Why We Practice Church Membership

We believe church membership is the normal pattern established by the apostles and presented in the New Testament.  The term church in the New Testament usually refers to a specific local church like that at Corinth, Jerusalem, or Rome.

Four indications that Christians identified themselves with a local church:
  1. The biblical metaphors used to describe local churches: flock, temple, body, and household are used specifically of local churches (Acts 20; Eph. 2; 1 Cor. 12; 1 Tim. 3). Each metaphor draws a distinction of who is part of the church, and who isn’t.
  2. The meaning of “the whole church.” In 1 Corinthians 14:23, Paul says, “if the whole church comes together in one place…” How would the leaders know if the whole church was present if no identifiable relationship was established?
  3. The instructions for pastoral oversight and spiritual leadership. Pastors/overseers/shepherds/elders were to care “for all the flock” (Acts 20:28; 1 Tim. 3; Acts 20; Phil. 1:1, Titus 1). Leaders of the churches must have had some listing of believers. Since leaders were accountable for the souls of the flock under their care (Heb. 13:17), they must have had some commitment for their care.
  4. The meaning of the word join. After the end of Ananias and Sapphire in Acts 5:13, no non-Christians “dared join them (the church), but the people esteemed them high.” The Greek word for join has strong connotations of commitment.

  • Church membership recognizes that eternal life is a shared life and that Jesus Christ is a shared savior; He died not just to redeem a person but a people.
  • Church membership is not a loose affiliation with a group of Christians; rather, it involves entering into a community of other believers in which you can know others and be known by others.
  • Church membership emphasizes the truth that community is the context for change. It provides a tangible context for spiritual growth and accountability.  
  • Church membership protects against individualistic and consumeristic approaches to the Christian life.
  • Church membership values unity and perseverance in working through interpersonal conflicts and struggles.
  • Church membership shows the power of the gospel that enables us to get over ourselves so that we can give of ourselves in love to one another.
  • Church membership unifies our time, talents, money, gifts, and abilities towards the goal of proclaiming the gospel, making disciples, and planting churches.
  • Church membership shows the agreement of belief and ownership to the other members of the church and leaders.

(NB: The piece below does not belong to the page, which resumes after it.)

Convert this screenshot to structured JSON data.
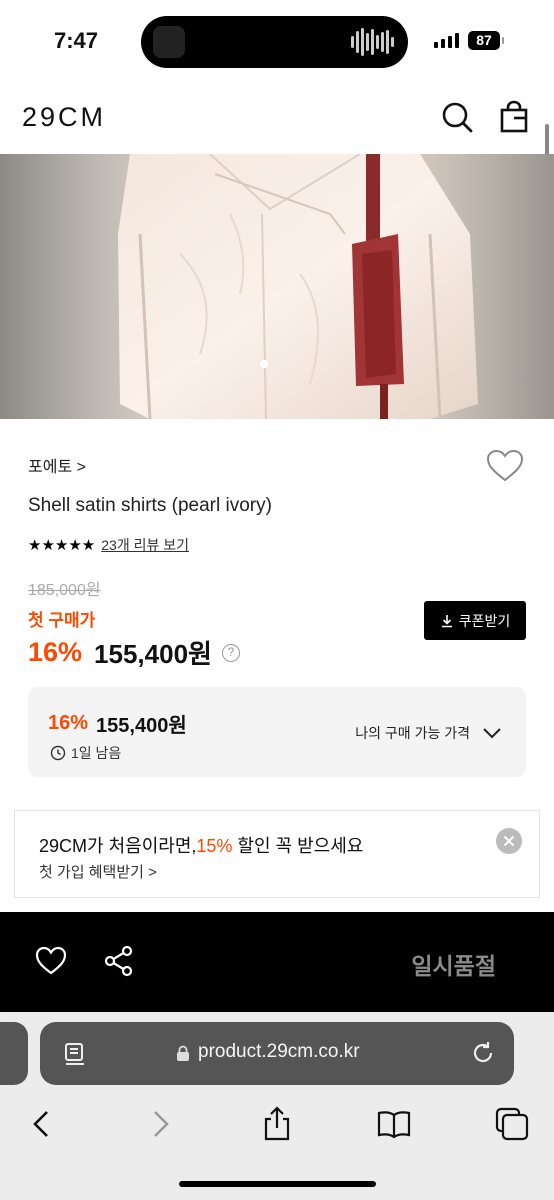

A Covenant Commitment  
The term covenant refers to a bond voluntarily entered into by two parties. Throughout Scripture and the history of redemption, the covenant serves a theological model for the relationship shared between God and His people. Covenantal language was used to describe the relationships shared by those who comprised the first church in Jerusalem. “And they devoted themselves to the apostles; teaching and the fellowship, to the breading of bread and prayer.” The Greek term for “fellowship” is koinania. The term speaks to the life shared together by members of the church. A covenant is more personal than a contract and more accountable than a friendship.

A covenant commitment is our way of saying, “In Christ, we stand with one another and we are for one another.”